Pilar Palamero’s second feature film, La Maternal, had its world premiere in the main competition at the San Sebastian Spanish Film Festival on Tuesday. Spanish director who won Goyas for Best Film, Best New Director and Best Original Screenplay with her feature debut Las Niñas, produced like Valerie Delpierre’s La Maternal at Inicia Films, returns to the Basque Country festival with another invigorating work that explores and the joys of girlhood.
“I never made the decision to single-mindedly focus on girlhood” Palomero says. “I think it’s a coincidence that they’re both about young women, but I guess there’s something inside of me that I don’t know that drives me to this subject.”
In La Maternal, sold by El Driver, Palomero draws attention to teenage mothers in Barcelona and the social relations that condemn them. 14-year-old Karla leaves home when she discovers that she is pregnant and ends up in a special shelter for young girls and their children. It is a story based on the real life of many actors, non-professionals who, according to the director, “were very keen to be in the film because they really wanted to explain their stories. They felt the need to say, “Hey, I’ve lived this way, but it’s not what you think.” Although the script isn’t based on their exact experiences, Palamero says she used a mix of her own research and what the actors told her to construct the narrative.

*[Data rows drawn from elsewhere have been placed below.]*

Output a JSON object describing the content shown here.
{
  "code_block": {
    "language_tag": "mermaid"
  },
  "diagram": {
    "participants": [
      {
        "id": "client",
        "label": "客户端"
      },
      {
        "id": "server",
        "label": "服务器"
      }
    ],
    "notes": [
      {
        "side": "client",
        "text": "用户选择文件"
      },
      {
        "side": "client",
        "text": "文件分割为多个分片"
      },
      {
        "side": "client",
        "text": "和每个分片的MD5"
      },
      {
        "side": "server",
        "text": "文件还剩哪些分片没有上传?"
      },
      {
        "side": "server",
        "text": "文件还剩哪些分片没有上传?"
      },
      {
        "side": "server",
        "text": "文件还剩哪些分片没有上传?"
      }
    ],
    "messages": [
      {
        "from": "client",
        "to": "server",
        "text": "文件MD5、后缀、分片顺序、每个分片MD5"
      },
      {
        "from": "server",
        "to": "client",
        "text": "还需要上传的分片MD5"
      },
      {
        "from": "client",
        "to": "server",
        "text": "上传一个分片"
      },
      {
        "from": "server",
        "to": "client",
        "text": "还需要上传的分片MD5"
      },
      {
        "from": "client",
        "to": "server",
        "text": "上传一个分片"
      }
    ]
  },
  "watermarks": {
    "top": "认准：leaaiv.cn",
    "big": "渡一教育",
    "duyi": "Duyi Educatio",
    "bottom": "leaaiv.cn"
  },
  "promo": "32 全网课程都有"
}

Improvisation was also a key aspect of the filmmaking process.
“I realized that I didn’t know anything about this reality, and I was a little ashamed of myself,” says the director. “I knew that a lot of what I knew was based on superstition, and the truth is that when I met these women, I fell in love with them and their life experiences. I could make a movie about every one of them.”
Carla Quiles, a dancer who plays young Carla in her first film role, was invited to audition after being spotted by a casting director on Instagram. “I was surprised when I saw her,” says Palomero. “She is very young, but every time she dances, she becomes a woman. I felt like she had all the energy I was looking for in Carla, who is based on a real girl that isn’t in the movie.” It was important that Carla look really like a young teenager, and not like a “16-year-old girl who could be 20”, so that the audience would better understand how childlike she is and the resulting plight of her.

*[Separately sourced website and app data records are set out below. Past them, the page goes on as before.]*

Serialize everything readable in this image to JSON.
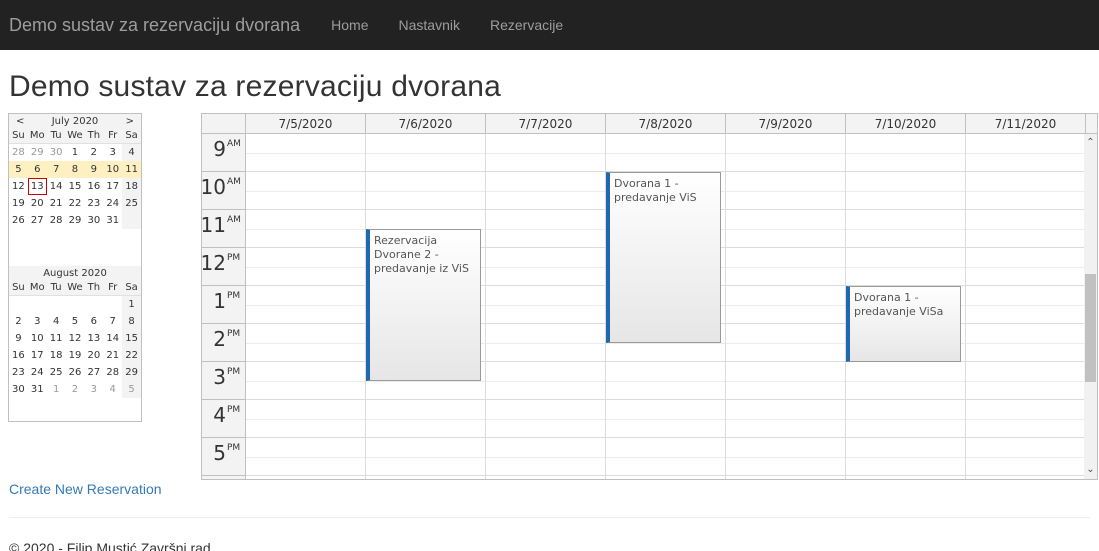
{
  "navbar": {
    "brand": "Demo sustav za rezervaciju dvorana",
    "links": [
      "Home",
      "Nastavnik",
      "Rezervacije"
    ]
  },
  "page_title": "Demo sustav za rezervaciju dvorana",
  "navigator": {
    "prev": "<",
    "next": ">",
    "dow": [
      "Su",
      "Mo",
      "Tu",
      "We",
      "Th",
      "Fr",
      "Sa"
    ],
    "months": [
      {
        "title": "July 2020",
        "weeks": [
          [
            "28",
            "29",
            "30",
            "1",
            "2",
            "3",
            "4"
          ],
          [
            "5",
            "6",
            "7",
            "8",
            "9",
            "10",
            "11"
          ],
          [
            "12",
            "13",
            "14",
            "15",
            "16",
            "17",
            "18"
          ],
          [
            "19",
            "20",
            "21",
            "22",
            "23",
            "24",
            "25"
          ],
          [
            "26",
            "27",
            "28",
            "29",
            "30",
            "31",
            ""
          ]
        ]
      },
      {
        "title": "August 2020",
        "weeks": [
          [
            "",
            "",
            "",
            "",
            "",
            "",
            "1"
          ],
          [
            "2",
            "3",
            "4",
            "5",
            "6",
            "7",
            "8"
          ],
          [
            "9",
            "10",
            "11",
            "12",
            "13",
            "14",
            "15"
          ],
          [
            "16",
            "17",
            "18",
            "19",
            "20",
            "21",
            "22"
          ],
          [
            "23",
            "24",
            "25",
            "26",
            "27",
            "28",
            "29"
          ],
          [
            "30",
            "31",
            "1",
            "2",
            "3",
            "4",
            "5"
          ]
        ]
      }
    ]
  },
  "calendar": {
    "days": [
      "7/5/2020",
      "7/6/2020",
      "7/7/2020",
      "7/8/2020",
      "7/9/2020",
      "7/10/2020",
      "7/11/2020"
    ],
    "hours": [
      {
        "n": "9",
        "s": "AM"
      },
      {
        "n": "10",
        "s": "AM"
      },
      {
        "n": "11",
        "s": "AM"
      },
      {
        "n": "12",
        "s": "PM"
      },
      {
        "n": "1",
        "s": "PM"
      },
      {
        "n": "2",
        "s": "PM"
      },
      {
        "n": "3",
        "s": "PM"
      },
      {
        "n": "4",
        "s": "PM"
      },
      {
        "n": "5",
        "s": "PM"
      }
    ],
    "events": [
      {
        "text": "Rezervacija Dvorane 2 - predavanje iz ViS",
        "day": "7/6/2020",
        "start": "11:30",
        "end": "15:30",
        "color": "#1e68b0"
      },
      {
        "text": "Dvorana 1 - predavanje ViS",
        "day": "7/8/2020",
        "start": "10:00",
        "end": "14:30",
        "color": "#1e68b0"
      },
      {
        "text": "Dvorana 1 - predavanje ViSa",
        "day": "7/10/2020",
        "start": "13:00",
        "end": "15:00",
        "color": "#1e68b0"
      }
    ]
  },
  "create_link": "Create New Reservation",
  "footer": "© 2020 - Filip Mustić Završni rad"
}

As a filmmaker, Palamero is thrilled to be able to travel with a film around the festival circuit, so COVID-19 prevented her from doing so with The Schoolgirls. However, the pandemic gave her time to work on the script for “La Maternal”. Finding financing for the project proved to be a smooth process following the success of the first film and her rising status in the Spanish film industry. The director stands alongside other filmmakers such as Carla Simon (“Alcaraz“) and Carlota Perada (“Pig”) as the new leader of the country’s cinema.
Although the film was not made with activist intentions, Palomero hopes that the film will “provoke a reflection in Spain about laws on sexuality education and abortion.” “For me, all the girls I met are heroines. They are brave, it is amazing what they do, but it is very difficult for teenagers to live like this. This is a real problem of our society, that it is a reality.”